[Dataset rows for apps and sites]

_ _ _ _ _ _ _

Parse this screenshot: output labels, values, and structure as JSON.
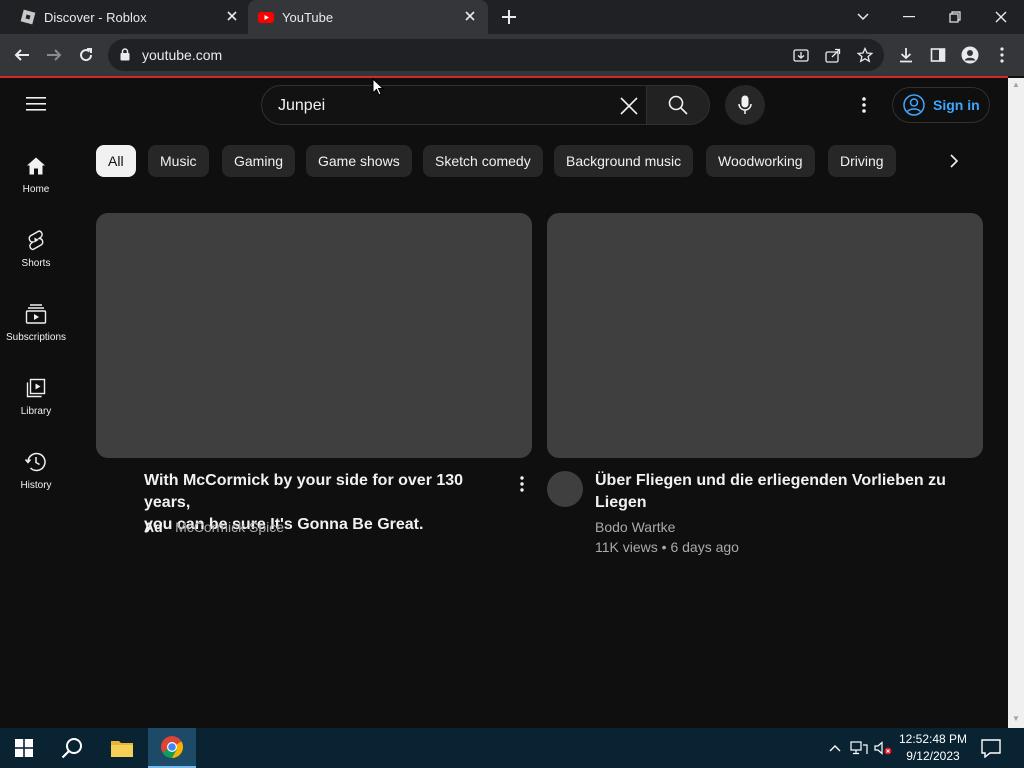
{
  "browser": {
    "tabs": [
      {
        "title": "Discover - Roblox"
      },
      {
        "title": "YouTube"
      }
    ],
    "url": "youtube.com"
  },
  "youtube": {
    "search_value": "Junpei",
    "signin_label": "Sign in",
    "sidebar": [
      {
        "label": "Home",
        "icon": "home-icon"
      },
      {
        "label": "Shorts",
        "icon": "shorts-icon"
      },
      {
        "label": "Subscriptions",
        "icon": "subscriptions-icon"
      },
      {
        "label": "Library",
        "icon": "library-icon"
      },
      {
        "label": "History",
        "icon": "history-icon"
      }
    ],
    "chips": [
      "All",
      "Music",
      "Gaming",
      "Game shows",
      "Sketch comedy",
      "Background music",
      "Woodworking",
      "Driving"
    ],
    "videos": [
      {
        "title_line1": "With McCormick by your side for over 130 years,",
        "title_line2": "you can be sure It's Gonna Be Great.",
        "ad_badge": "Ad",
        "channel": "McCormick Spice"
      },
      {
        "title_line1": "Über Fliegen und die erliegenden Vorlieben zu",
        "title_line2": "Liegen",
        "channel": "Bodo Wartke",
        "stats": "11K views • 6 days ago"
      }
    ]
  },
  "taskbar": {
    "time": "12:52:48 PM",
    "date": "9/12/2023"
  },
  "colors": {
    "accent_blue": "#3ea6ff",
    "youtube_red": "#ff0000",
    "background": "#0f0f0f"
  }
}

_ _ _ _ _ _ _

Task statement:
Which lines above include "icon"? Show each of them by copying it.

Finished exercise:
        "icon": "home-icon"
        "icon": "shorts-icon"
        "icon": "subscriptions-icon"
        "icon": "library-icon"
        "icon": "history-icon"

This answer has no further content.